Efficacy: In the ITT population, the study found no statistically significant differences in SRI-4 between the treatment groups and placebo, although a trend in improved SRI-4 response rate was seen with atacicept at both doses. At 24 weeks, the SRI-4 response rate was 57.8% (adjusted odds ratio [OR] of 1.78 [95% CI 1.01-3.12]) for patients treated with atacicept 75 mg and 53.8% (OR of 1.56 [95% CI 0.89-2.72]) for those treated with atacicept 150 mg versus 44% for placebo (P=0.121).
Looking at secondary outcomes, the study also did not find any significant differences between atacicept at 75 mg or 150 mg and placebo in the proportion of patients achieving a reduction in corticosteroid dosage. In patients taking corticosteroid dosage of >10 mg/day at screening (baseline), 17.9% and 11.3% of patients treated with atacicept at 75 mg and 150 mg, respectively, had a dose reduction of <76.5 mg/day at 24 weeks compared with 18.9% of placebo patients.
In addition, no significant differences were noted between the treatment and placebo groups in changes in the patients’ global assessment at 24 weeks.
The study did find more patients in the ITT group receiving atacicept at either dose achieved an SRI-4 response compared with placebo (P<0.05 for each treatment dosage to placebo) based on a prespecified sensitivity analysis in which investigators looked at SRI-4 response at 24 weeks compared with the first day of the study as the baseline instead of the screening visit.

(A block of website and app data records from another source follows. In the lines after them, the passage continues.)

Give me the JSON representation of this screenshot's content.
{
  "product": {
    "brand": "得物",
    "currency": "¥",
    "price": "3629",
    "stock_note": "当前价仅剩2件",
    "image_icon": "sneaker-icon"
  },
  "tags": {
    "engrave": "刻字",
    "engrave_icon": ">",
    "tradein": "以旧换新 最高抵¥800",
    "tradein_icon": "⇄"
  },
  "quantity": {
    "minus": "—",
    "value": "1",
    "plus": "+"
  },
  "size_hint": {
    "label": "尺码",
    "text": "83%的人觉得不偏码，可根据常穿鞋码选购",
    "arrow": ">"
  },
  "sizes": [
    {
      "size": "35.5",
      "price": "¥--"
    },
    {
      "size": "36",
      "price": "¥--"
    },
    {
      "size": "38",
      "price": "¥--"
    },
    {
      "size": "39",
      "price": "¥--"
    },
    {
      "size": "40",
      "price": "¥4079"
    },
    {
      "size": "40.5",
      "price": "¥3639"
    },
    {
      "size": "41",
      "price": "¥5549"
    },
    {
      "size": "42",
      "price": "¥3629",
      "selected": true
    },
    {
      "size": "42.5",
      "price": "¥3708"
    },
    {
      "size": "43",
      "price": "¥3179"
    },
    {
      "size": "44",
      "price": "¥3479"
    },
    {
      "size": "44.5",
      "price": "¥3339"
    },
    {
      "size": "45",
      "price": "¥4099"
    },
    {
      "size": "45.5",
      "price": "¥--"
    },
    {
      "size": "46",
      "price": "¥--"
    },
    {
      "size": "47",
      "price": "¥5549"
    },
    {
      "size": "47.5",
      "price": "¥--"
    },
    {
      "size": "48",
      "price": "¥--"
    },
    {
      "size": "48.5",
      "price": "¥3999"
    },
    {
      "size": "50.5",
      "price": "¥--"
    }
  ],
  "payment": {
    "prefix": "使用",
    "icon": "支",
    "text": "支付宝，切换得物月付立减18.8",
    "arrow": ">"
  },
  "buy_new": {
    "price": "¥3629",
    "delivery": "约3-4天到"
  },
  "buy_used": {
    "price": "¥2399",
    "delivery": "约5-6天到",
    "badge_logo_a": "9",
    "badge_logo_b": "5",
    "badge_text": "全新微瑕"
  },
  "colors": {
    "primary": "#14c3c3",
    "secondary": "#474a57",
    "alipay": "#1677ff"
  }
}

Safety: Atacicept was shown to be safe and well tolerated in the study. Treatment-emergent adverse events (TEAEs) with atacicept at 75 mg and 150 mg were seen in 81.4% and 80.8% of patients (vs. 72.0% in the placebo group). Among the TEAEs reported were upper respiratory tract infections and diarrhea (more common in the atacicept groups) and urinary tract infections (slightly more common in the placebo group).